After getting agreement from the design team that we would engage the manufacturing team for input and feedback to our designs, I went and spoke with the manager of the manufacturing group. He laughed at me when I told him my engineers would be interrupting his personnel more often and inviting them to design reviews. I don’t think he believed me, but he passed on the “threat” to his team as I requested.
After enough time had passed, and enough reminders were given for my engineers to demonstrate success, I began to investigate. I asked them whom they had consulted and if they were getting the cooperation they needed. I got mixed answers. I also went to my counterpart manufacturing manager again and asked for his opinion about whether my team was consulting his.

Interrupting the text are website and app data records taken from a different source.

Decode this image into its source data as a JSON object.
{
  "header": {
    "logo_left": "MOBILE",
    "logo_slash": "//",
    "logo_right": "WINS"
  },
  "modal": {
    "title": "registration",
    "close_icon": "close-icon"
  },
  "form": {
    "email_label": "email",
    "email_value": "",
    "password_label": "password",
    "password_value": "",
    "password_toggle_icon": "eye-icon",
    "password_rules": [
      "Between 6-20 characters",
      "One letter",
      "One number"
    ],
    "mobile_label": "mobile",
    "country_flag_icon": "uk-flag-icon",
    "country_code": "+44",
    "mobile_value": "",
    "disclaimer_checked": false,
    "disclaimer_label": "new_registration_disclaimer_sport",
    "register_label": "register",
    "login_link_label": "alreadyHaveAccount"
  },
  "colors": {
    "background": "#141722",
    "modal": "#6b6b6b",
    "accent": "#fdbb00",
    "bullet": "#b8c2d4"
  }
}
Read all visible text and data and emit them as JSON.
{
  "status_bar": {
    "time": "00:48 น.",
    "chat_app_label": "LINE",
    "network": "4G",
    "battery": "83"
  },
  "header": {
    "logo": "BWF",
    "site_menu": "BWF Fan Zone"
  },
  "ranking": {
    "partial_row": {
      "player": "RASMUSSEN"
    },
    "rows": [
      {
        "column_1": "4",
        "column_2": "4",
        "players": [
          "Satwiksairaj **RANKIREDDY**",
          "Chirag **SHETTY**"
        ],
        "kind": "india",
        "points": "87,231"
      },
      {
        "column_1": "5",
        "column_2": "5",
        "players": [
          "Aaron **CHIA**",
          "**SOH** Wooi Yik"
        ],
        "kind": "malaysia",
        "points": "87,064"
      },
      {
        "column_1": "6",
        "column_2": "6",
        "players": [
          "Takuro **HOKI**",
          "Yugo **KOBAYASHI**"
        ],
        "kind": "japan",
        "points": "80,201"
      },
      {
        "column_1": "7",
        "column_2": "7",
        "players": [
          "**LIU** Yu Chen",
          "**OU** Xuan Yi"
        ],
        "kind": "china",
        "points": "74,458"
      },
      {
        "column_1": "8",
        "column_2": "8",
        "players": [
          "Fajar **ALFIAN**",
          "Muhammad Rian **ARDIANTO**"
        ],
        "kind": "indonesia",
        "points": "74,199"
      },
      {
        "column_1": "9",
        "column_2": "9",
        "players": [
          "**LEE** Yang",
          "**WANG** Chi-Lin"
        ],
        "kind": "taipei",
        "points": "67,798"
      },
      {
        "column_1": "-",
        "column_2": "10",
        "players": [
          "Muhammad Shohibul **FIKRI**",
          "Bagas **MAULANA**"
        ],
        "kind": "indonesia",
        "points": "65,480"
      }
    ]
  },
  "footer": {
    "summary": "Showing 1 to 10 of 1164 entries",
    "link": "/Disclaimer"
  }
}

He acknowledged that they had.
With some continued expectation setting and cooperation from the manufacturing group, it soon became habit for the two teams to be working together on product designs. It didn’t have to go that way. The manufacturing team could have very easily told us to “buzz off” and mind our own business because they had their own work to do without us asking them to do ours too.
Years later that manufacturing manager recalled to me the time we met when I appeared in his office to discuss cooperation between our teams. He admitted that he didn’t expect to see me again or for our teams to cooperate. He also confessed that I got his attention when they did. To this day he remains my mentor and friend.
Don’t forget to communicate your change efforts outside of your own organization. Don’t be afraid to admit that you are going to try something new. Let your outside partners know what to expect and tell them what kind of cooperation you need. You don’t need to justify yourself or feel embarrassed.
Communicating proactively to your outside community can mean the difference between success and failure for your internal changes. This is because real change comes with behavioral change and there is no hiding that from those with whom we work. It is best to disclose and set expectations than to keep it internal. Disclosure promotes trust and cooperation. Perceptions of secrecy drive resentment, alienation, and resistance.
Take a look at the changes you are driving today. Do you have outside players that will notice? Have you told them what to expect? Have you asked for their indulgence? If not do so.
Stay wise, friends.
If you like what you just read, find more of Alan’s thoughts at www.bizwizwithin.com.